But the son of Michael Andretti wasn’t mad because Montoya won. He was ticked off that Honda had lost in a glaring fashion.

The final results showed Marco’s No. 27 Snapple Honda finishing in sixth, one spot behind the No. 15 car belonging to Graham Rahal.

The two drivers had the only Honda-powered cars in the top 11.

Honda was able to celebrate six wins over the course of 2015’s 16-race schedule. But Andretti knows there’s asterisks on some of them.

“Some we won, weren’t… one was a pack race (Fontana), anyone’s game,” Andretti told media last weekend at Phoenix International Raceway, including NASCAR Talk‘s Nate Ryan.  “Pocono was a lot of people out. Ryan (Hunter-Reay) drove a hell of a race.”

Two others, Honda’s only wins among the first 10 races of the season, were a result of rainouts at NOLA Motorsports Park and one of the Detroit duals.
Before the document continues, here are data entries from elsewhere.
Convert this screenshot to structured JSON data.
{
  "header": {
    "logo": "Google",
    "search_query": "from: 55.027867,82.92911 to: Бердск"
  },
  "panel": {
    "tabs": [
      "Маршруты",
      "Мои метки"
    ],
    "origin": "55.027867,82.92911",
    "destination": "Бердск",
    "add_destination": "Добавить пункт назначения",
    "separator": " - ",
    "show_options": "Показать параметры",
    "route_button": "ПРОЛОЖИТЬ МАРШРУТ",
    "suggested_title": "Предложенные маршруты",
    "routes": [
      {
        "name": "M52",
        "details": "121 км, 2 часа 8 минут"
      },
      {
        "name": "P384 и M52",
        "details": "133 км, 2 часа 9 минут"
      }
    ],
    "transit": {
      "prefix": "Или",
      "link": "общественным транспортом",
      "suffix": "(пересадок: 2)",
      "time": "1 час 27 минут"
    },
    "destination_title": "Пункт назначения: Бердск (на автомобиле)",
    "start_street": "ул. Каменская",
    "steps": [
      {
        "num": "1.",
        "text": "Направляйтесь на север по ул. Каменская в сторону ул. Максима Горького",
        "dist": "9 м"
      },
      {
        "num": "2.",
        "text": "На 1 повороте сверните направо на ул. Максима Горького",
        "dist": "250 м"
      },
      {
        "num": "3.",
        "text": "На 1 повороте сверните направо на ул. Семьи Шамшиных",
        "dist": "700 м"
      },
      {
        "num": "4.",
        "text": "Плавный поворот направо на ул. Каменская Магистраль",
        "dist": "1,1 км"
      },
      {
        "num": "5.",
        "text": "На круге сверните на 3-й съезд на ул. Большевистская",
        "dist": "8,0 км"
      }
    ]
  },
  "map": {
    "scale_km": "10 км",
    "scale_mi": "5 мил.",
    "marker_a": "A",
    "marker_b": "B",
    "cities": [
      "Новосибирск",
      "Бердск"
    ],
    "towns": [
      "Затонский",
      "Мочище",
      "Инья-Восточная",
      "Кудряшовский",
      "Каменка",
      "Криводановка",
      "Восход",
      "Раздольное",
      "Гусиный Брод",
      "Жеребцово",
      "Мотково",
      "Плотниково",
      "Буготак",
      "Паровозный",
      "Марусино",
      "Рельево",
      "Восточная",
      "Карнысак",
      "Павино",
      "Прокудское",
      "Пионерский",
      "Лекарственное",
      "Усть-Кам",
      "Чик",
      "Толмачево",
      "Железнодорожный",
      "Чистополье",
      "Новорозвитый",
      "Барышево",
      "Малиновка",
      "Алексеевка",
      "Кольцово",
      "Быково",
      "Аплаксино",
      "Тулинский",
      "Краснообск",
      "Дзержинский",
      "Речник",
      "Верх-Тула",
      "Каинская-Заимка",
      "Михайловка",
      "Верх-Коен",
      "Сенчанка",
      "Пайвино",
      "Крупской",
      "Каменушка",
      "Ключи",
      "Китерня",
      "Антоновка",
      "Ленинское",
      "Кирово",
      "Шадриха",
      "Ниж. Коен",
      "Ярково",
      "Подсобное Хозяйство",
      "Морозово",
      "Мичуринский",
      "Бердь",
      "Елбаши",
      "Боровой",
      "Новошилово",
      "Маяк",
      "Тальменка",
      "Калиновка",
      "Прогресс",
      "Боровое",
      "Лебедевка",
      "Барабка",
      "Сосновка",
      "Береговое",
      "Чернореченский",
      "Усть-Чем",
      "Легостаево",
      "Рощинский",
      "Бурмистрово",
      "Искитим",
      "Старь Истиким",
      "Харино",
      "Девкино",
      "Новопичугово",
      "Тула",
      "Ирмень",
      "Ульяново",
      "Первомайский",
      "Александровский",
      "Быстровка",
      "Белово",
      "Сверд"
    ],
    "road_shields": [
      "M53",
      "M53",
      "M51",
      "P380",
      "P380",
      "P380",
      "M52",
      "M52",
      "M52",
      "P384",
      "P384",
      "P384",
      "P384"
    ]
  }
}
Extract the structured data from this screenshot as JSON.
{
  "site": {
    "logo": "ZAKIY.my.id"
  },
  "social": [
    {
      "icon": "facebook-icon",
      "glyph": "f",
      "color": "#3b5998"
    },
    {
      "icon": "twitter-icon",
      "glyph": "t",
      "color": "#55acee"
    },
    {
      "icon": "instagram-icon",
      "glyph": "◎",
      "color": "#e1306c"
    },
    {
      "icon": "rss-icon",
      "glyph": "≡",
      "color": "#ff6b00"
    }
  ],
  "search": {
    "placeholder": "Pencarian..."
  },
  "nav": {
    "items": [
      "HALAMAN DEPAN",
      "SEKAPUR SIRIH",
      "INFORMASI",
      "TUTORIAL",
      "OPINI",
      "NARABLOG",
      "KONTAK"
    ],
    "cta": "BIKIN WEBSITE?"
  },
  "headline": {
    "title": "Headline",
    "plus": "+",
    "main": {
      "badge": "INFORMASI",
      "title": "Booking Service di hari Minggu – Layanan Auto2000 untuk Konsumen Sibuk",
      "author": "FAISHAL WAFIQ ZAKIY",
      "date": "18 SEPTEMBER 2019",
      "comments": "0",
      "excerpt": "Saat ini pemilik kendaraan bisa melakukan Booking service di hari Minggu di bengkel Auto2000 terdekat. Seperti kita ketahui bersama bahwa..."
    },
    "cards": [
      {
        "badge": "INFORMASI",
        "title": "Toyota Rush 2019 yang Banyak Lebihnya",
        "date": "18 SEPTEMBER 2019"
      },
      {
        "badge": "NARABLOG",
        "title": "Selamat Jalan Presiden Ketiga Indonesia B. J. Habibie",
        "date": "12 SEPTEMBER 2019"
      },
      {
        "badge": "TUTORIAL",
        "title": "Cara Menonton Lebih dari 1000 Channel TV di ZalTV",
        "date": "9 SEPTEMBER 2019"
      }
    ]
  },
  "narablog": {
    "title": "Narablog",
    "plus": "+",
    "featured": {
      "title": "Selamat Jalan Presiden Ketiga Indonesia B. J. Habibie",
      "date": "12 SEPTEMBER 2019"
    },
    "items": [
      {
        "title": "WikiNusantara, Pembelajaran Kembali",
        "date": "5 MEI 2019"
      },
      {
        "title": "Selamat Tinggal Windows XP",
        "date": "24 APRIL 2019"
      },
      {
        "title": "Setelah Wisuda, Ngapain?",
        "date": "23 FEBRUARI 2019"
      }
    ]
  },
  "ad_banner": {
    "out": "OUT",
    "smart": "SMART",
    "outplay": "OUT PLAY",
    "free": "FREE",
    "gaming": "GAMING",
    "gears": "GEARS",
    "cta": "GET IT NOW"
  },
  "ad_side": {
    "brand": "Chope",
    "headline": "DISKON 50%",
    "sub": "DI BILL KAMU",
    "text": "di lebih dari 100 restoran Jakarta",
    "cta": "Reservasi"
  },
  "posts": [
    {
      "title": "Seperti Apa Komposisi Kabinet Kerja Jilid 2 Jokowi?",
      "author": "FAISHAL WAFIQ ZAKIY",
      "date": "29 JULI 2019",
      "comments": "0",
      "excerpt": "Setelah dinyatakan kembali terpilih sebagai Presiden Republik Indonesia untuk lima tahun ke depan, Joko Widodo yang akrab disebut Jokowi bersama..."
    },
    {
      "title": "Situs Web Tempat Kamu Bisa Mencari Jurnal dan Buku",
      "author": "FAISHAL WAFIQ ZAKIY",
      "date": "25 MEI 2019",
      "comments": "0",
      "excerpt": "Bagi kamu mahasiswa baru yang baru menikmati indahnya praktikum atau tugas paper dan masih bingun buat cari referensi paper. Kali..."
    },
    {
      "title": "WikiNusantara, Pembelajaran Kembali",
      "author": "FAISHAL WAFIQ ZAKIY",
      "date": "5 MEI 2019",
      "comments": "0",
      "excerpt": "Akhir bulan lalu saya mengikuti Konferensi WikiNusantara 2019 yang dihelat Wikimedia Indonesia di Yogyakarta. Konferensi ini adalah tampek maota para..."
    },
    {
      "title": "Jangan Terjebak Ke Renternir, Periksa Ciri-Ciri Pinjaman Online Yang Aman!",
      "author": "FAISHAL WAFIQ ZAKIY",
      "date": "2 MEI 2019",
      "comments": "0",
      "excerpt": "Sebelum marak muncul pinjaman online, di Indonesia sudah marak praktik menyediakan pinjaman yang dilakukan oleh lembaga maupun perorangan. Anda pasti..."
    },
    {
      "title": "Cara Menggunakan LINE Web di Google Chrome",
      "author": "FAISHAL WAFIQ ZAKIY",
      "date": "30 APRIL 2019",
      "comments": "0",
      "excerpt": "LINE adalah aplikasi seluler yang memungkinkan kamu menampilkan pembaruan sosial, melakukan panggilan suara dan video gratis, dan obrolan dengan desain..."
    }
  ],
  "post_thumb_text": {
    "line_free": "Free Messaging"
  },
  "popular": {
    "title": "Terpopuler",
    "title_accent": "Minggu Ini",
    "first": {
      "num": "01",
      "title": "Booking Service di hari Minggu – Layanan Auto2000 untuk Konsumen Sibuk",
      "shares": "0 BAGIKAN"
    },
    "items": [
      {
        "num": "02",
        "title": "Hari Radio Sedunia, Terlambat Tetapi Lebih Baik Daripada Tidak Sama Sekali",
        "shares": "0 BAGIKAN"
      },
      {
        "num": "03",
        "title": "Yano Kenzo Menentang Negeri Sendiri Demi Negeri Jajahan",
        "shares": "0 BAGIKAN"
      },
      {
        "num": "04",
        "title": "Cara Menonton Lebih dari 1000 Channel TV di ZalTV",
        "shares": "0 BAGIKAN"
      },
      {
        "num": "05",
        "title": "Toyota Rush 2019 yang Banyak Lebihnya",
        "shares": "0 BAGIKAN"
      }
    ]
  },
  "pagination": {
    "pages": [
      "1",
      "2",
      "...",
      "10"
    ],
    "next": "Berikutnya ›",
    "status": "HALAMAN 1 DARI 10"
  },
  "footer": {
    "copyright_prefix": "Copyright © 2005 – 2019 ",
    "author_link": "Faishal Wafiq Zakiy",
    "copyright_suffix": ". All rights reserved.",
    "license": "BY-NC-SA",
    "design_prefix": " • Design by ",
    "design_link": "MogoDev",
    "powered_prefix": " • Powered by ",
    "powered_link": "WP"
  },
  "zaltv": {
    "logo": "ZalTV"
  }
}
The Indy race could serve as the perfect microcosm for the first half of the season. Frustrations over Honda’s seeming disadvantage to Chevrolet have resulted in the former citing Rule 9.3 in the IndyCar rulebook, which will allow Honda to make changes to its aero kit for short tracks, road courses and street courses in 2016.

The modifications are based on two tests IndyCar made with the 2015 aero kits. What was the difference?

“I’ve heard numbers around 400 pounds of downforce,” Andretti said. “It’s like bringing a knife to a gunfight. Three to four tenths there… if we make some of it up. With some wins they pulled out this year, we hope it’ll be twice as strong.”

During the long offseason Andretti has tested for 2016 at Mid-Ohio and Road America, and is scheduled to at Phoenix today pending weather. Andretti says he’s “cautiously optimistic” about what he’s seen so far.

“That’s all I can say without my engineer killing me,” Andretti said. “Most (is being made up) on the road course side. I can’t say we’re totally equal on speedways. There’s a bit of politics involved.”

That’s something the two-time IndyCar winner doesn’t want anywhere near Indianapolis Motor Speedway come the month of May and the 100th running of the Indy 500 a race an Andretti hasn’t won since 1969.

“I don’t want politics to hinder my chance at winning that race, you know?” Andretti said. “It’s the 100th Indy 500… that could be the face for the next 100 years. To be at a disadvantage there would be disappointing.”